Got weaving problems? Stumped by your spinning? Our resident expert Nancy Reid will answer all of your burning questions in this new regular feature! Previously only available on our newsletter, we are moving Nancy’s informative column over to the Woolery blog for easy reference. In this month’s edition, we are sharing a few questions about fiber prep; to ask your own question, email firstname.lastname@example.org orclick here to post your questions in our Ravelry group!
All the Best,
Wave, Perri, and the entire Woolery Team
I am interested in getting a spinning wheel for my wife for Christmas. She wants to learn to spin so it needs to be one that would be easy to use. Since we go to Florida for three months, I am leaning toward one that folds. Price is also a consideration. What wheels do you recommend?
The learning curve in spinning wheels is about the same no matter what wheel one uses; the first couple of hours are just an awkward time, no matter the wheel, and there is a steep learning curve. As long as the wheel is not too awfully fast, or at least able to be slowed down, they are all about the same experience as far as the ease of learning goes.
For folding wheels in a medium price range, look at the Kromski Sonata, the Ashford Joy, and the Lendrum Original. Those are the best of the bunch in folding wheels! Let us know if there’s anything else you need!
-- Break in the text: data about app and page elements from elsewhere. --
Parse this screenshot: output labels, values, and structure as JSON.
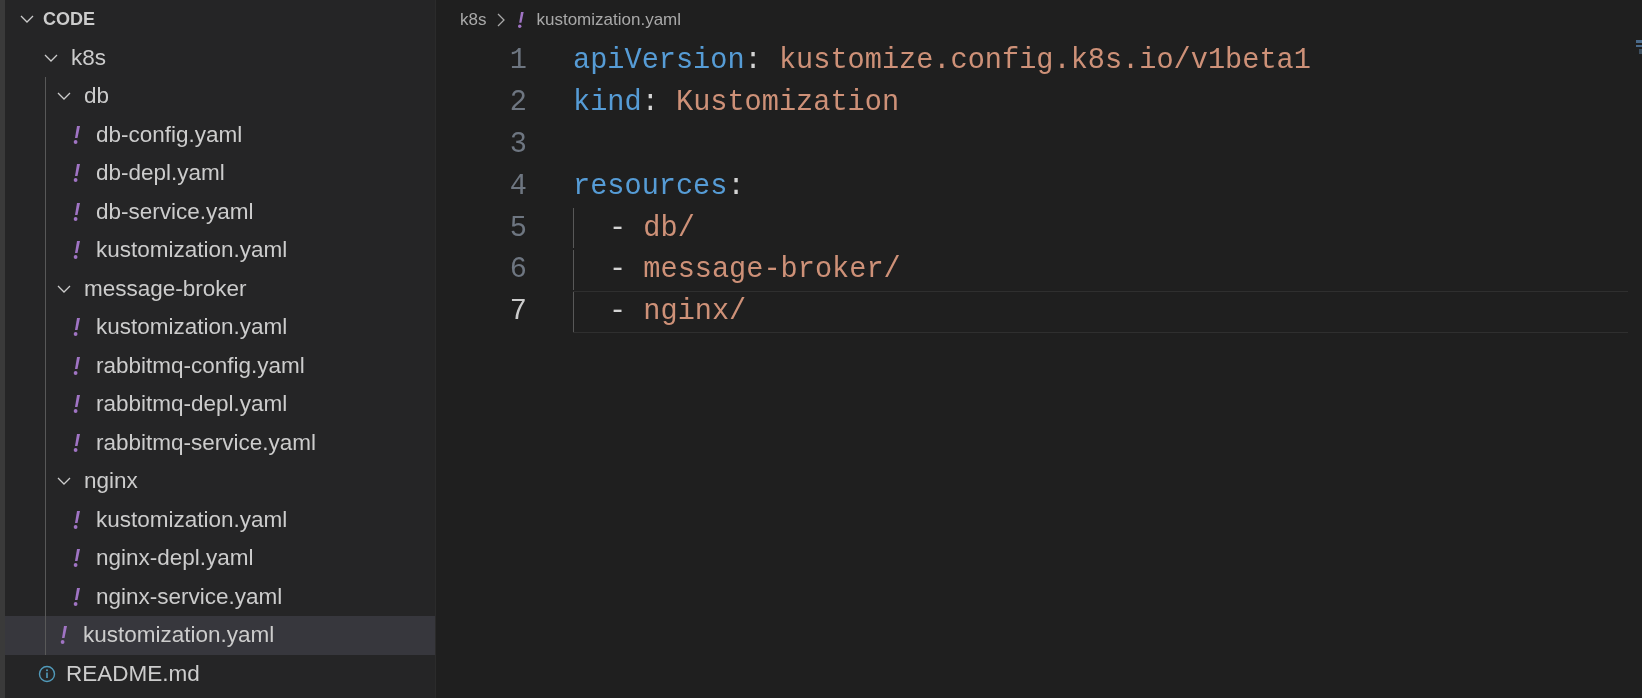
{
  "explorer": {
    "title": "CODE",
    "expanded": true,
    "items": [
      {
        "kind": "folder",
        "name": "k8s",
        "expanded": true,
        "selected": false,
        "children": [
          {
            "kind": "folder",
            "name": "db",
            "expanded": true,
            "selected": false,
            "children": [
              {
                "kind": "yaml",
                "name": "db-config.yaml",
                "selected": false
              },
              {
                "kind": "yaml",
                "name": "db-depl.yaml",
                "selected": false
              },
              {
                "kind": "yaml",
                "name": "db-service.yaml",
                "selected": false
              },
              {
                "kind": "yaml",
                "name": "kustomization.yaml",
                "selected": false
              }
            ]
          },
          {
            "kind": "folder",
            "name": "message-broker",
            "expanded": true,
            "selected": false,
            "children": [
              {
                "kind": "yaml",
                "name": "kustomization.yaml",
                "selected": false
              },
              {
                "kind": "yaml",
                "name": "rabbitmq-config.yaml",
                "selected": false
              },
              {
                "kind": "yaml",
                "name": "rabbitmq-depl.yaml",
                "selected": false
              },
              {
                "kind": "yaml",
                "name": "rabbitmq-service.yaml",
                "selected": false
              }
            ]
          },
          {
            "kind": "folder",
            "name": "nginx",
            "expanded": true,
            "selected": false,
            "children": [
              {
                "kind": "yaml",
                "name": "kustomization.yaml",
                "selected": false
              },
              {
                "kind": "yaml",
                "name": "nginx-depl.yaml",
                "selected": false
              },
              {
                "kind": "yaml",
                "name": "nginx-service.yaml",
                "selected": false
              }
            ]
          },
          {
            "kind": "yaml",
            "name": "kustomization.yaml",
            "selected": true
          }
        ]
      },
      {
        "kind": "info",
        "name": "README.md",
        "selected": false
      }
    ]
  },
  "editor": {
    "breadcrumb": [
      {
        "kind": "folder",
        "text": "k8s"
      },
      {
        "kind": "yaml",
        "text": "kustomization.yaml"
      }
    ],
    "lines": [
      {
        "number": "1",
        "active": false,
        "indented": false,
        "tokens": [
          {
            "kind": "key",
            "text": "apiVersion"
          },
          {
            "kind": "punct",
            "text": ": "
          },
          {
            "kind": "string",
            "text": "kustomize.config.k8s.io/v1beta1"
          }
        ]
      },
      {
        "number": "2",
        "active": false,
        "indented": false,
        "tokens": [
          {
            "kind": "key",
            "text": "kind"
          },
          {
            "kind": "punct",
            "text": ": "
          },
          {
            "kind": "string",
            "text": "Kustomization"
          }
        ]
      },
      {
        "number": "3",
        "active": false,
        "indented": false
      },
      {
        "number": "4",
        "active": false,
        "indented": false,
        "tokens": [
          {
            "kind": "key",
            "text": "resources"
          },
          {
            "kind": "punct",
            "text": ":"
          }
        ]
      },
      {
        "number": "5",
        "active": false,
        "indented": true,
        "tokens": [
          {
            "kind": "punct",
            "text": "- "
          },
          {
            "kind": "string",
            "text": "db/"
          }
        ]
      },
      {
        "number": "6",
        "active": false,
        "indented": true,
        "tokens": [
          {
            "kind": "punct",
            "text": "- "
          },
          {
            "kind": "string",
            "text": "message-broker/"
          }
        ]
      },
      {
        "number": "7",
        "active": true,
        "indented": true,
        "tokens": [
          {
            "kind": "punct",
            "text": "- "
          },
          {
            "kind": "string",
            "text": "nginx/"
          }
        ]
      }
    ]
  }
}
I am a new spinner, which spindle would you recommend for angora?
That’s either 2 separate questions or a question with 2 answers!
Angora, because it is so warm, is usually spun very finely, lest you need to move to the Arctic to wear it; and fine spinning needs a very light-weight spindle.
However, fine spinning is not going to be what a neophyte will be spinning, especially not with Angora, which is a slippery and difficult fiber, especially for a beginner. So I would counsel you to start with at least half-a-pound of wool first, and get through that before you tackle angora; look for something in the 1 to 1 1/2 oz range for that. Hope this helps!